App and web page records
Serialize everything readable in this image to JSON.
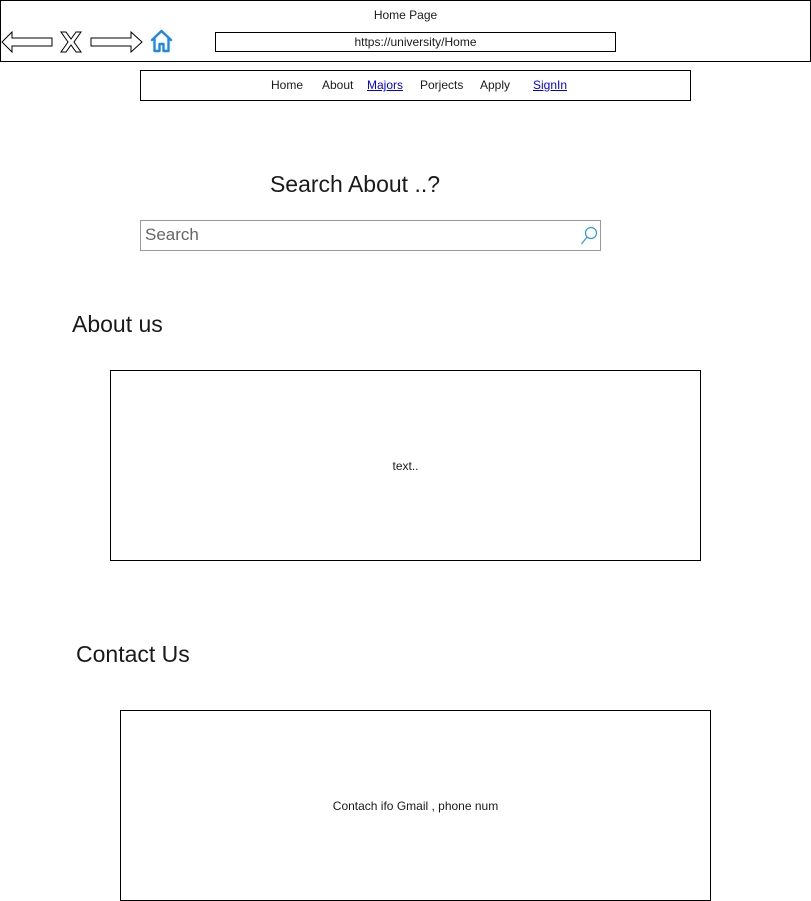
{
  "window": {
    "title": "Home Page",
    "url": "https://university/Home"
  },
  "icons": {
    "back": "back-arrow-icon",
    "close": "close-x-icon",
    "forward": "forward-arrow-icon",
    "home": "home-icon",
    "search": "search-icon",
    "home_color": "#1e88e5",
    "search_color": "#2f9bd6"
  },
  "nav": {
    "home": "Home",
    "about": "About",
    "majors": "Majors",
    "projects": "Porjects",
    "apply": "Apply",
    "signin": "SignIn"
  },
  "search": {
    "heading": "Search About ..?",
    "placeholder": "Search"
  },
  "about": {
    "heading": "About us",
    "body": "text.."
  },
  "contact": {
    "heading": "Contact Us",
    "body": "Contach ifo Gmail , phone num"
  }
}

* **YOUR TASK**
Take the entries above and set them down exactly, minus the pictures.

* **COMPLETED TASK**
Serialize everything readable in this image to JSON.
{
  "window": {
    "title": "Home Page",
    "url": "https://university/Home"
  },
  "icons": {
    "back": "back-arrow-icon",
    "close": "close-x-icon",
    "forward": "forward-arrow-icon",
    "home": "home-icon",
    "search": "search-icon",
    "home_color": "#1e88e5",
    "search_color": "#2f9bd6"
  },
  "nav": {
    "home": "Home",
    "about": "About",
    "majors": "Majors",
    "projects": "Porjects",
    "apply": "Apply",
    "signin": "SignIn"
  },
  "search": {
    "heading": "Search About ..?",
    "placeholder": "Search"
  },
  "about": {
    "heading": "About us",
    "body": "text.."
  },
  "contact": {
    "heading": "Contact Us",
    "body": "Contach ifo Gmail , phone num"
  }
}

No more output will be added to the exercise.